What has been a fun day for Chinese solar panel tech company Solarfun (SOLF) is turning out to be not so fun for holders of stock in U.S. solar panel technology vendor First Solar (NASDAQ:FSLR). The company Monday held its first analyst day since its IPO a year ago, and apparently what the company had to say was not quite enough for bulls on the stock: the shares are down almost 6% Tuesday, or $12, at $216.44.
A brief roundup of opinion:

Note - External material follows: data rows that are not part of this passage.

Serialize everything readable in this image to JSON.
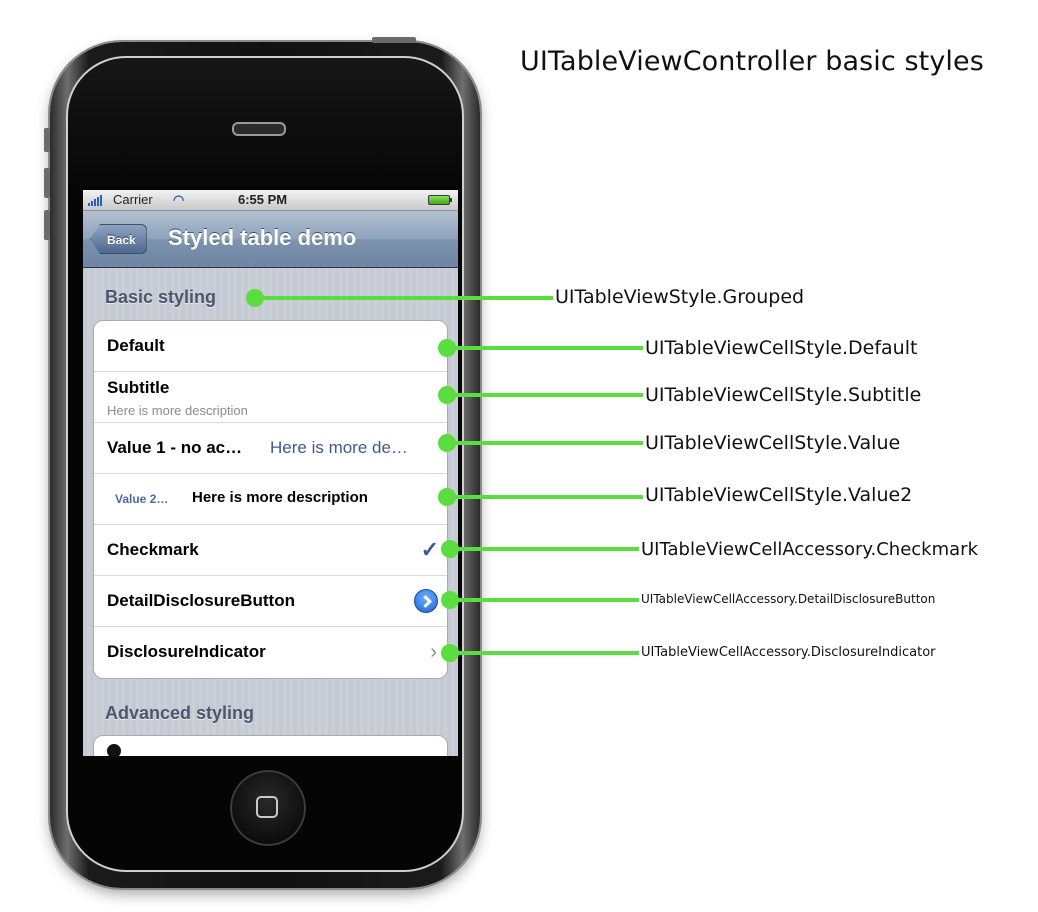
{
  "heading": "UITableViewController basic styles",
  "status_bar": {
    "carrier": "Carrier",
    "time": "6:55 PM"
  },
  "nav_bar": {
    "back_label": "Back",
    "title": "Styled table demo"
  },
  "sections": {
    "basic": {
      "header": "Basic styling"
    },
    "advanced": {
      "header": "Advanced styling"
    }
  },
  "cells": {
    "default": {
      "title": "Default"
    },
    "subtitle": {
      "title": "Subtitle",
      "subtitle": "Here is more description"
    },
    "value1": {
      "title": "Value 1 - no ac…",
      "detail": "Here is more de…"
    },
    "value2": {
      "label": "Value 2…",
      "detail": "Here is more description"
    },
    "checkmark": {
      "title": "Checkmark",
      "accessory_icon": "checkmark-icon"
    },
    "detail_disclosure": {
      "title": "DetailDisclosureButton",
      "accessory_icon": "detail-disclosure-icon"
    },
    "disclosure": {
      "title": "DisclosureIndicator",
      "accessory_icon": "chevron-right-icon"
    }
  },
  "callouts": [
    {
      "label": "UITableViewStyle.Grouped"
    },
    {
      "label": "UITableViewCellStyle.Default"
    },
    {
      "label": "UITableViewCellStyle.Subtitle"
    },
    {
      "label": "UITableViewCellStyle.Value"
    },
    {
      "label": "UITableViewCellStyle.Value2"
    },
    {
      "label": "UITableViewCellAccessory.Checkmark"
    },
    {
      "label": "UITableViewCellAccessory.DetailDisclosureButton"
    },
    {
      "label": "UITableViewCellAccessory.DisclosureIndicator"
    }
  ],
  "colors": {
    "callout": "#5bdc3f",
    "nav_bar": "#7d93ae",
    "detail_text": "#3f5a8e"
  }
}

- Signal Hill Research analyst Michael Carboy writes that “ultra-bulls” may have come away disappointed from the analyst day, as a result of a few things management said. First, the company is not likely to announce additional plant startups given that it already has four plant startups underway. Carboy says some ultra-bulls may have been looking for signs of expansion in the company’s thin-film module production. Second, but related to the first point, First Solar is not looking to boost gross profit as a percentage of sales by boosting capacity to capture unmet demand, which Carboy thinks is a sound strategy, but which might have disappointed those looking for some margin upside. Carboy rates the shares Hold. He doesn’t have a price target for the stock, but I would note that based on a much lower profit estimate for the year ending Dec., 2009 than peers, at $3.60 per share, his model reflects a much higher P/E for the company, at roughly 64 times.
- The big news, according to CIBC World Markets analyst Adam Hinckley, is that the company will be entering the U.S. utility market for the first time, via the acquisition, announced last week, of DT Solar (which has funding from media mogul Ted Turner). Hinckley says that DT Solar’s sales to utilities can generate twice the revenue of First Solar’s traditional sales of thin-film solar panel modules, though the gross profit on those sales is lower than has been the case for First Solar. While “We expect the move into the U.S. utility market to drive net income growth,” Hinckley notes however that, “Even if DT Solar experiences significant growth, it may take a couple years to impact FSLR’s financials.” Nonetheless, he’s raising his price target on the stock to $250, from $230. Like I said, Hinckley and others have more, uh, modest valuation for First Solar: $250 represents a 50 times multiple of the $5 per share in earnings he thinks First Solar can make in 2009.
- The main takeaway from the event, which did not involve “significant announcements,” writes Collins Stewart analyst Daniel Ries, is that First Solar aims to compete worldwide without subsidies for solar power, by bringing down the cost per watt of its photovoltaic products. That would be good, since First Solar shares took a dive last month on word the U.S. Congress may leave solar out of renewable energy tax credits. The company, says Ries, laid out a roadmap in which it can bring its cost per watt to $1 to $1.50 by 2011. That will require the company to bring its own cost of manufacturing down to 80 cents per watt. The cost per watt to First Solar was $1.16 in the most recent quarter, notes Ries. Ries has a Buy rating on shares of First Solar and a $260 price target, which, like Hinckley, he justifies as a 50 times P/E, with his estimate for 2009 profit being slightly higher at $5.26 per share.
First Solar shares have risen nearly nine-fold since its IPO on Nov. 17 of last year.